As demand for budget-friendly rentals continues to rise, many communities struggle to provide adequate supply. In response to this affordable housing crisis, the White House recently released the Housing Development Toolkit. Part call to action, part policy overhaul, the toolkit’s main purpose it to help cities increase their affordable housing inventory.

“The growing severity of unsupplied housing markets is jeopardizing housing affordability for working families,” write the toolkit’s authors, “increasing income inequality by reducing less-skilled workers’ access to high-wage labor markets, and stifling GDP growth by driving labor migration away from the most productive regions,”

Accumulated Barriers

While New York City’s real estate market is the stuff of legend, until recently most cities were able to supply adequate housing to residents. Unfortunately, several factors have conspired over the last few years to shrink stock and ramp up costs. These “accumulated barriers” are identified by the toolkit as lack of adequate construction, high job growth in areas with low vacancy rates, gentrification, and cost-per-unit increases paired with insufficient public assistance.

“The accumulation of these barriers has reduced the ability of many housing markets to respond to growing demand,” the report explains.

“Barriers to housing development are exacerbating the housing affordability crisis, particularly in regions with high job growth and few rental vacancies.”

Regulation Revolution

In order to reverse the trend of vanishing vacancies and rising costs, the toolkit lays out ten actions regions can take to alleviate some of the tension. Beginning with establishing “by-right development,” the toolkit covers taxation, zooming, and transportation. Taking a cue from areas of the country who’ve managed to expand their affordable housing options, the toolkit aims to inspire communities throughout the country ditch old habits for more modern housing strategies

“We need to break down the rules that stand in the way of building new housing – because we want new development to replace vacant lots and rundown zombie properties, we want our children to be able to afford their first home, we want hardworking families to be able to take the next job on their ladder of opportunity, and we want our community to be a part of the solution in reducing income inequality and growing the economy nationwide.”

While acknowledging the validity of some building restrictions, the overall tone of the toolkit leans towards mostly unfettered development. This means reexamining zoning laws to streamline permitting processes and gutting policies responsible for stifling new housing construction. Other options include taxing vacant lots and incentivizing capital investments. Ultimately, the toolkit’s authors believe removing unnecessary and outdated obstacles will result a burst of new affordable housing projects nationwide.
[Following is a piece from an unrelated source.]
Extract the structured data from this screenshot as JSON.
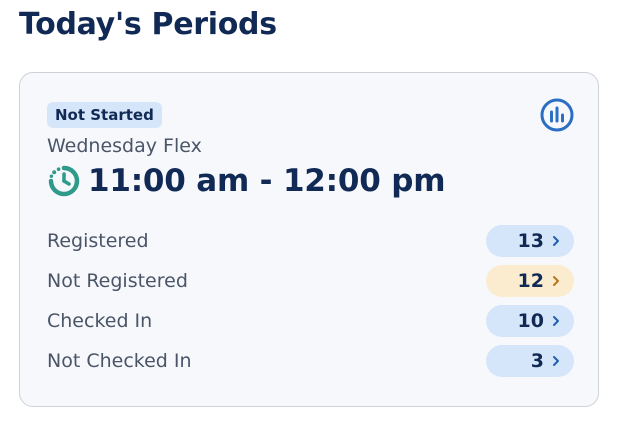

“Updating local land use policies could lead to more new housing construction, better leveraging of limited financial resources, and increased connectivity between housing to transportation, jobs and amenities,” the report concludes.

A Starting Point

Renters stalking the housing section of online classifieds like Craigslist will tell you, these days the pickings are slim. For apartment dwellers unlucky enough to live in New York and San Francisco, finding an affordable place to live seems nearly impossible. In some parts of the country, closets are going for $1400 a month…and most economic indicators forecast more of the same.

In this bleak rental landscape, the White House hopes the toolkit will trigger a larger dialogue about housing and its impact on the nation’s economy.

“A stable, functioning housing market is vital to our nation’s economic strength and resilience,” conclude the authors.

“The availability of quality, affordable housing is foundational for every family – it determines which jobs they can access, which schools their children attend, and how much time they can spend together at the end of the day’s commute.”

“By modernizing their approaches to housing development and regulation, states and localities can restrain unchecked housing cost growth, protect homeowners, and strengthen their economies.”